Get it soon. These updates will be available on Android this week and heading to web and iOS “very soon.”
The sequel. Google said it sold 20 million of its original Chromecasts, and today announced an updated, cylindrical version. Still costing a paltry $35, the new Chromecast comes in three colors—black, yellow and red—although presumably almost everyone will be plugging it into the back of a TV where no one will ever see it.
Works faster. According to Google, the new Chromecast has a feature called Fast Play, meaning apps that are designed to work with the device should stream content much faster than before. No more awkward silence as you wait to see if Netflix is actually going to pull up the next episode of “Narcos.”
New app. The Chromecast app, which up until now was pretty much a waste of space on your phone after you’d set up your Chromecast, will become a hub through which you can stream content. Instead of navigating to Netflix’s website and then having to go to YouTube’s, you can now find and search both from within the Chromecast app.
More content. Google announced that it’s partnered with Hulu, CBS, ESPN, and myriad other content providers to populate the new Chromecast app. You won’t have to dart around the web to find what you can stream onto your TV. On top of that, Google says you’ll be able to open regular Android apps on the screen you’re streaming to.
Spotify is here. One of Chromecast’s big differentiators over Apple’s latest TV offering is Spotify. Apple and Google both seem to think the future of TV is apps, and Spotify is one of the most popular music streaming apps. Other than the low price, this could be one of the features that leads people to choose Chromecast over Apple TV.

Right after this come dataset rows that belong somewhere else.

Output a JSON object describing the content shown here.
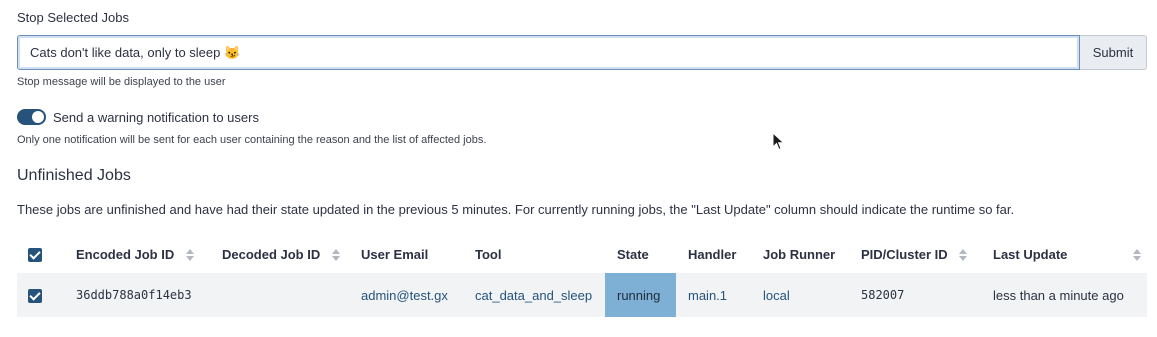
{
  "form": {
    "title": "Stop Selected Jobs",
    "stop_message": "Cats don't like data, only to sleep 😼",
    "submit_label": "Submit",
    "help_text": "Stop message will be displayed to the user",
    "notify_label": "Send a warning notification to users",
    "notify_enabled": true,
    "notify_help": "Only one notification will be sent for each user containing the reason and the list of affected jobs."
  },
  "section": {
    "title": "Unfinished Jobs",
    "description": "These jobs are unfinished and have had their state updated in the previous 5 minutes. For currently running jobs, the \"Last Update\" column should indicate the runtime so far."
  },
  "table": {
    "headers": {
      "encoded_id": "Encoded Job ID",
      "decoded_id": "Decoded Job ID",
      "user_email": "User Email",
      "tool": "Tool",
      "state": "State",
      "handler": "Handler",
      "job_runner": "Job Runner",
      "pid": "PID/Cluster ID",
      "last_update": "Last Update"
    },
    "rows": [
      {
        "encoded_id": "36ddb788a0f14eb3",
        "decoded_id": "",
        "user_email": "admin@test.gx",
        "tool": "cat_data_and_sleep",
        "state": "running",
        "handler": "main.1",
        "job_runner": "local",
        "pid": "582007",
        "last_update": "less than a minute ago"
      }
    ]
  },
  "colors": {
    "accent": "#25537b",
    "state_running": "#7eafd4",
    "row_bg": "#f1f3f5"
  }
}
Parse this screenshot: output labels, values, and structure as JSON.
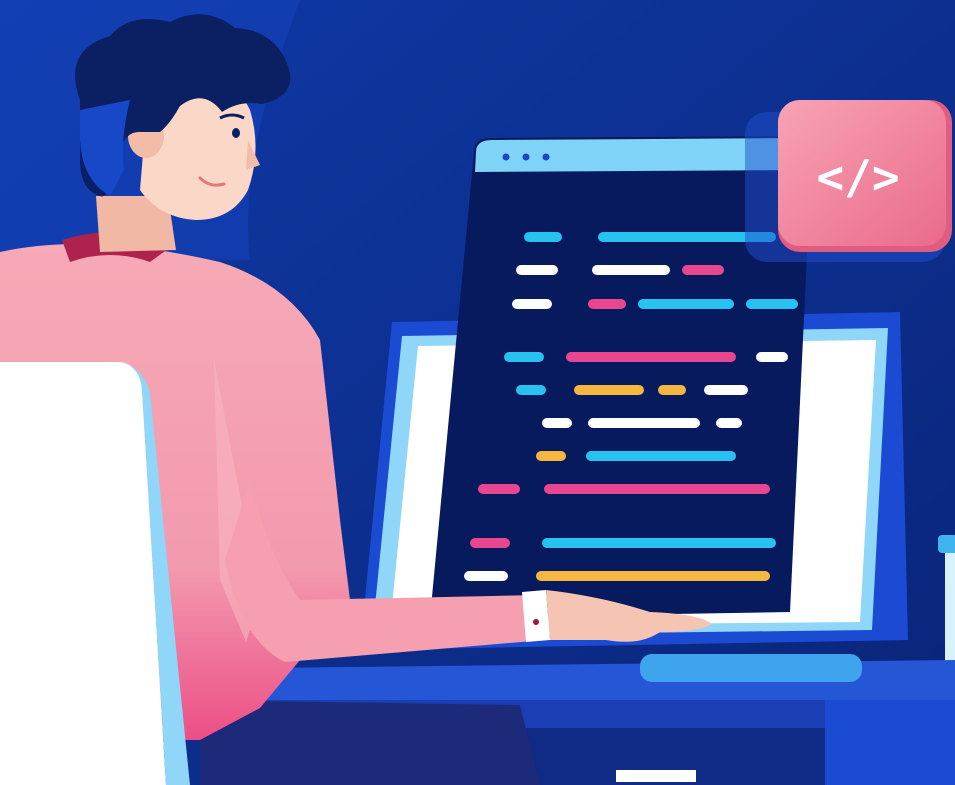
{
  "scene": {
    "title": "",
    "code_badge": {
      "symbol": "</>",
      "icon": "code-icon"
    },
    "colors": {
      "background": "#0c2a8a",
      "background_light": "#1a47c9",
      "screen": "#0c1f6e",
      "screen_bar": "#7fd3f7",
      "badge": "#f0879e",
      "shirt": "#f6a4b4",
      "hair": "#0b1f63",
      "skin": "#f7c9b8",
      "chair": "#ffffff",
      "desk": "#1c52d4"
    },
    "code_line_colors": {
      "cyan": "#27c2ef",
      "white": "#ffffff",
      "pink": "#e8468f",
      "yellow": "#f5b73f"
    }
  }
}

Also games. Like Apple TV, the new Chromecast supports mobile games. (Google demoed Angry Birds Go being played by a few people through their phones.) The company said that in the coming months, any iOS or Android smartphone will be able to be used as a controller for streamed games.
Get it now. The new Chromecast is available in 17 countries today.
Watch out, Sonos. Not content with taking on Apple TV, Google announced another Chromecast device, just for audio streaming. Also costing only $35, the WiFi-enabled device can be plugged into any speaker system to turn them into a streaming music setup which can be controlled by any tablet, laptop, or smartphone. Google said the device’s design was inspired by the look of a vinyl record—a thing you’ll likely never listen to again thanks to this little dongle. Unless you’re a hipster.
New sound system. Chromecast Audio lets anyone with the Google Play Music, YouTube, or Spotify app control the music from his or her mobile device. The device comes with an electric yellow AUX cable, and works with RCA and optical audio setups as well, meaning it should work with whatever home audio system you’ve got, however simple or complex.
Get it now. Like the regular Chromecast, the audio streamer is available for purchase today in 17 countries.
New tablet: The Pixel C
Keeping up. Google announced a tablet with a detachable magnetic keyboard, following hot on the heels of Apple, and not quite as hotly, Microsoft. The Pixel C is the tablet version of the oddly proportioned Chromebook Pixel laptop launched in 2013.
Not a laptop. The 10.2-inch tablet, however, won’t be running the Chrome operating system Google developed for netbooks—instead it’ll be running Android. Google also was quick to say in its release that this definitely does not replace the Pixel laptop.
Competitive price. The 32 GB Pixel model starts at $499, with the metal keyboard attachment costing an additional $149. For reference, Apple’s iPad Pro (without the keyboard) will start at $799, and Microsoft’s Surface 3 costs $499, with the keyboard running an additional $129.
Want it? Tough. Google didn’t announce when its new tablet when go on sale.